“When a person has a family history of allergies, I prescribe a constitutional homeopathic remedy. There may be times when symptoms need an acute remedy like allium cepa. We need to dampen the immune system’s hyper-vigilance. One way is to take quercetin. Avoid animal fats, but take fish oils as part of an anti-inflammatory protocol. Probiotics help the flora of the intestines, and digestive enzymes break down food to be better absorbed. Poorly digested food causes unhealthy immune reactions.”
ZORANA ROSE, naturopath, Toronto

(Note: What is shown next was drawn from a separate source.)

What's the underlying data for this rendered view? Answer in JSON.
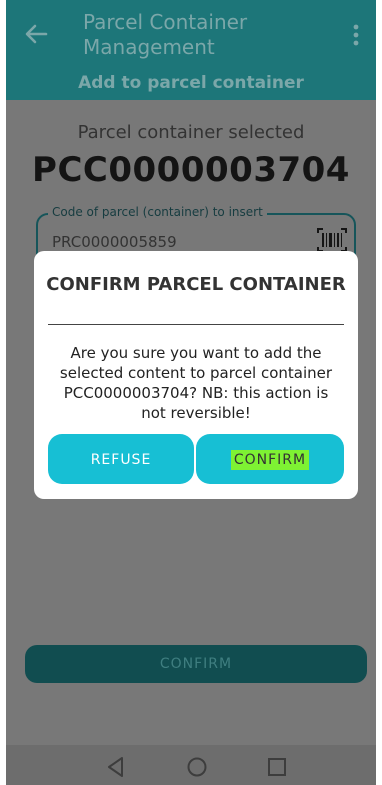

“A lot of cities are planting new trees, male clones, without taking the allergy component into account. Some cities, like Las Vegas, have pollen control ordinances, but most don’t. Fruitless mulberry trees produce some of the worst allergy-causing pollen. There’s a clone called weeping mulberry that is female and produces hardly any. Red maple is male and produces a lot of highly allergenic pollen, as does Lombardy poplar. We need to get cities on board.”
THOMAS LEO OGREN, author, Allergy-Free Gardening, San Luis Obispo, California
“Studies document that smog makes pollen allergy symptoms more severe. Plants that don’t flower or flower less create more allergies because they are wind-pollinated. Wind tunnels and hard surfaces that deflect pollen mean allergies can be just as bad in cities as in rural areas. Some people get very hyperactive and agitated on the newer class of antihistamines, but we have a lot of new, effective treatments. Natural remedies can help with milder allergies, but I don’t prescribe those.”
ROSS CHANG, president of the BC Society of Allergy and Immunology, Vancouver
“It’s important to realize that if we didn’t have trees and plants, there would be even more dust in the air than there is now, and that would be just as bad as pollen. Trees are in fact massive air filters taking a lot of pollen and dust out of the air. They also filter nitrous oxide and sulphur dioxide. Some species, called cultivars, don’t really produce flowers or fruit, but there are very, very few of them. If people were to plant only these, we would soon have a monoculture of trees and set ourselves up for disaster.”
RICHARD UBBENS, director of forestry, Parks Forestry and Recreation, Toronto